Disability Resources and Education Services
University of Illinois at Urbana-Champaign
- User interface and Interaction Designers
- Web developers
- Quality assurance testers
What you will learn
- Choosing an ARIA role
- Using ARIA properties and states attributes
- ARIA labeling and description techniques
- How accessible names are computed
- How accessible descriptions are computed
- Visual focus styling of interactive elements of a widget
- Using AInspector Sidebar for identifying scripting and widget issues
- Screen readers experience in interacting with accessible custom widgets
After completing this course, participants will be able to:
- Identify the proper ARIA widget role for describing a custom web widget.
- How to include keyboard support for an ARIA widget role.
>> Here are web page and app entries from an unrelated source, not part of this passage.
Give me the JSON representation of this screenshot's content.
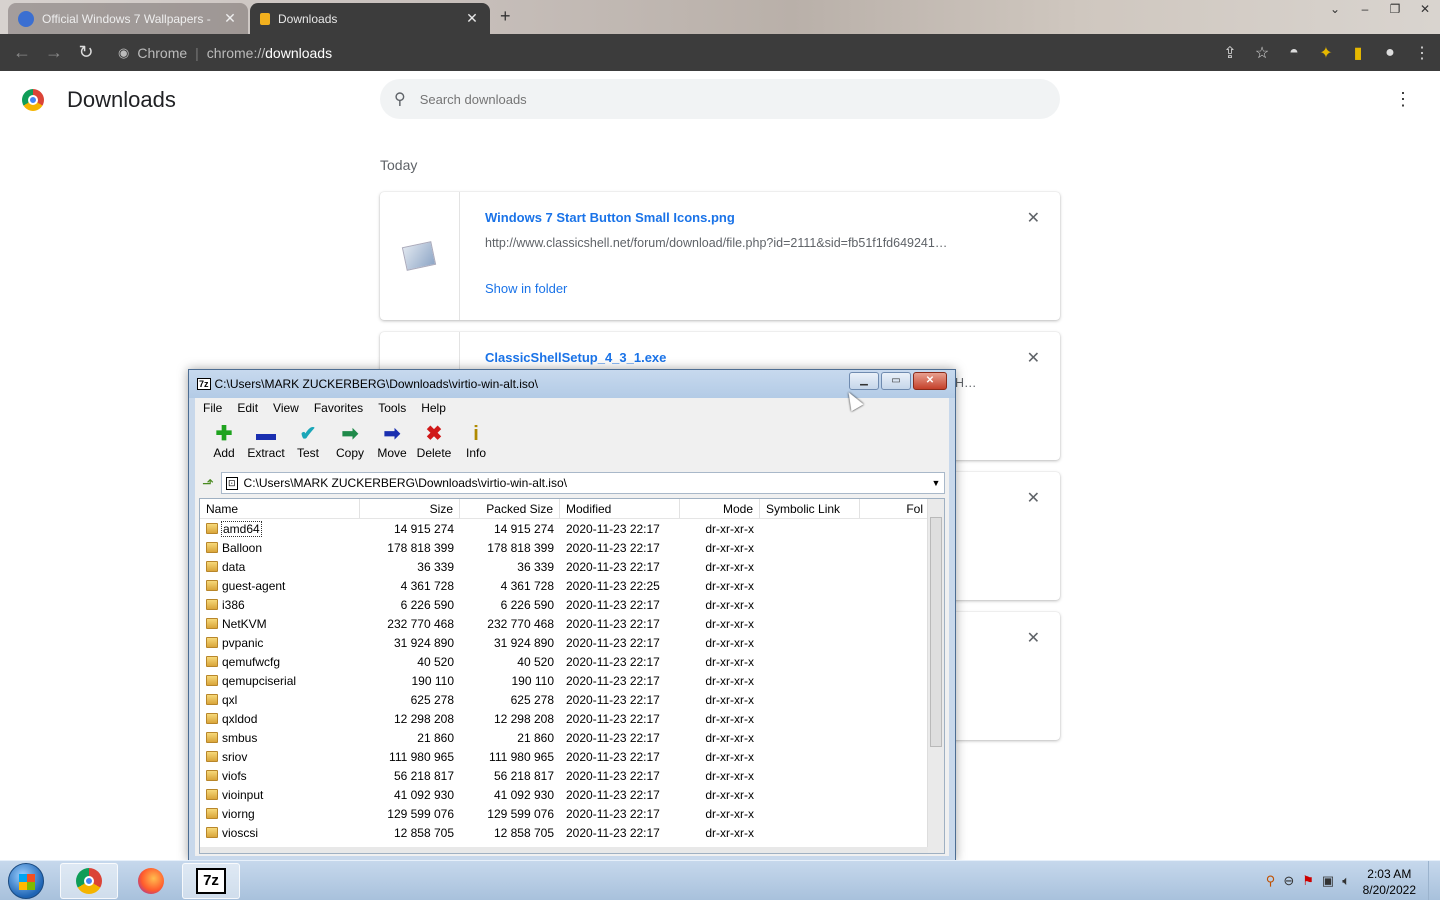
{
  "browser": {
    "tabs": [
      {
        "title": "Official Windows 7 Wallpapers -",
        "active": false
      },
      {
        "title": "Downloads",
        "active": true
      }
    ],
    "omnibox": {
      "chip": "Chrome",
      "scheme": "chrome://",
      "host": "downloads"
    }
  },
  "downloads": {
    "title": "Downloads",
    "search_placeholder": "Search downloads",
    "section_label": "Today",
    "items": [
      {
        "name": "Windows 7 Start Button Small Icons.png",
        "url": "http://www.classicshell.net/forum/download/file.php?id=2111&sid=fb51f1fd649241…",
        "action": "Show in folder"
      },
      {
        "name": "ClassicShellSetup_4_3_1.exe",
        "url_tail": "H…",
        "action": ""
      },
      {
        "name": "",
        "url": "",
        "action": ""
      },
      {
        "name": "",
        "url": "",
        "action": ""
      }
    ]
  },
  "zip": {
    "title": "C:\\Users\\MARK ZUCKERBERG\\Downloads\\virtio-win-alt.iso\\",
    "menu": [
      "File",
      "Edit",
      "View",
      "Favorites",
      "Tools",
      "Help"
    ],
    "tools": [
      {
        "label": "Add",
        "icon": "plus-icon",
        "glyph": "✚",
        "color": "#1fa31f"
      },
      {
        "label": "Extract",
        "icon": "minus-icon",
        "glyph": "▬",
        "color": "#1a2fb0"
      },
      {
        "label": "Test",
        "icon": "check-icon",
        "glyph": "✔",
        "color": "#1aa6b8"
      },
      {
        "label": "Copy",
        "icon": "copy-arrow-icon",
        "glyph": "➡",
        "color": "#1f8a4a"
      },
      {
        "label": "Move",
        "icon": "move-arrow-icon",
        "glyph": "➡",
        "color": "#1a2fb0"
      },
      {
        "label": "Delete",
        "icon": "delete-x-icon",
        "glyph": "✖",
        "color": "#d01818"
      },
      {
        "label": "Info",
        "icon": "info-icon",
        "glyph": "i",
        "color": "#b08a00"
      }
    ],
    "address": "C:\\Users\\MARK ZUCKERBERG\\Downloads\\virtio-win-alt.iso\\",
    "columns": [
      "Name",
      "Size",
      "Packed Size",
      "Modified",
      "Mode",
      "Symbolic Link",
      "Fol"
    ],
    "rows": [
      {
        "name": "amd64",
        "size": "14 915 274",
        "packed": "14 915 274",
        "modified": "2020-11-23 22:17",
        "mode": "dr-xr-xr-x"
      },
      {
        "name": "Balloon",
        "size": "178 818 399",
        "packed": "178 818 399",
        "modified": "2020-11-23 22:17",
        "mode": "dr-xr-xr-x"
      },
      {
        "name": "data",
        "size": "36 339",
        "packed": "36 339",
        "modified": "2020-11-23 22:17",
        "mode": "dr-xr-xr-x"
      },
      {
        "name": "guest-agent",
        "size": "4 361 728",
        "packed": "4 361 728",
        "modified": "2020-11-23 22:25",
        "mode": "dr-xr-xr-x"
      },
      {
        "name": "i386",
        "size": "6 226 590",
        "packed": "6 226 590",
        "modified": "2020-11-23 22:17",
        "mode": "dr-xr-xr-x"
      },
      {
        "name": "NetKVM",
        "size": "232 770 468",
        "packed": "232 770 468",
        "modified": "2020-11-23 22:17",
        "mode": "dr-xr-xr-x"
      },
      {
        "name": "pvpanic",
        "size": "31 924 890",
        "packed": "31 924 890",
        "modified": "2020-11-23 22:17",
        "mode": "dr-xr-xr-x"
      },
      {
        "name": "qemufwcfg",
        "size": "40 520",
        "packed": "40 520",
        "modified": "2020-11-23 22:17",
        "mode": "dr-xr-xr-x"
      },
      {
        "name": "qemupciserial",
        "size": "190 110",
        "packed": "190 110",
        "modified": "2020-11-23 22:17",
        "mode": "dr-xr-xr-x"
      },
      {
        "name": "qxl",
        "size": "625 278",
        "packed": "625 278",
        "modified": "2020-11-23 22:17",
        "mode": "dr-xr-xr-x"
      },
      {
        "name": "qxldod",
        "size": "12 298 208",
        "packed": "12 298 208",
        "modified": "2020-11-23 22:17",
        "mode": "dr-xr-xr-x"
      },
      {
        "name": "smbus",
        "size": "21 860",
        "packed": "21 860",
        "modified": "2020-11-23 22:17",
        "mode": "dr-xr-xr-x"
      },
      {
        "name": "sriov",
        "size": "111 980 965",
        "packed": "111 980 965",
        "modified": "2020-11-23 22:17",
        "mode": "dr-xr-xr-x"
      },
      {
        "name": "viofs",
        "size": "56 218 817",
        "packed": "56 218 817",
        "modified": "2020-11-23 22:17",
        "mode": "dr-xr-xr-x"
      },
      {
        "name": "vioinput",
        "size": "41 092 930",
        "packed": "41 092 930",
        "modified": "2020-11-23 22:17",
        "mode": "dr-xr-xr-x"
      },
      {
        "name": "viorng",
        "size": "129 599 076",
        "packed": "129 599 076",
        "modified": "2020-11-23 22:17",
        "mode": "dr-xr-xr-x"
      },
      {
        "name": "vioscsi",
        "size": "12 858 705",
        "packed": "12 858 705",
        "modified": "2020-11-23 22:17",
        "mode": "dr-xr-xr-x"
      }
    ]
  },
  "taskbar": {
    "clock_time": "2:03 AM",
    "clock_date": "8/20/2022"
  }
}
- Define an accessible name for a widget role.
- Identify which ARIA properties and states need to be supported for a widget role.
- Best practices for synchronizing visual and ARIA state information.
- How to use the W3C ARIA Authoring Practices Guide to identify and design accessible custom web widgets.
- Understand the accessibility requirements for Section 508 and W3C WCAG 2.0 requirements for custom web widgets.
- Understand how screen reader users experience accessible custom web widgets.
- Interactive synchronous lecture with instructor using Blackboard Collaborate.
- In class activities where students will need to identify and critique widgets on live websites.
- In class activities to build and test accessible web widgets with assistive technologies.
- Badging exam related to building and testing an accessible custom web widget.
- Knowledge of HTML and basic CSS
- Evaluate the accessibility of an existing web resources with widgets for accessibility featues and issues.
- Submit an accessible web widget from the participants own work or build a widget defined by the instructor, and test widget for accessibility including the use of assistive technologies.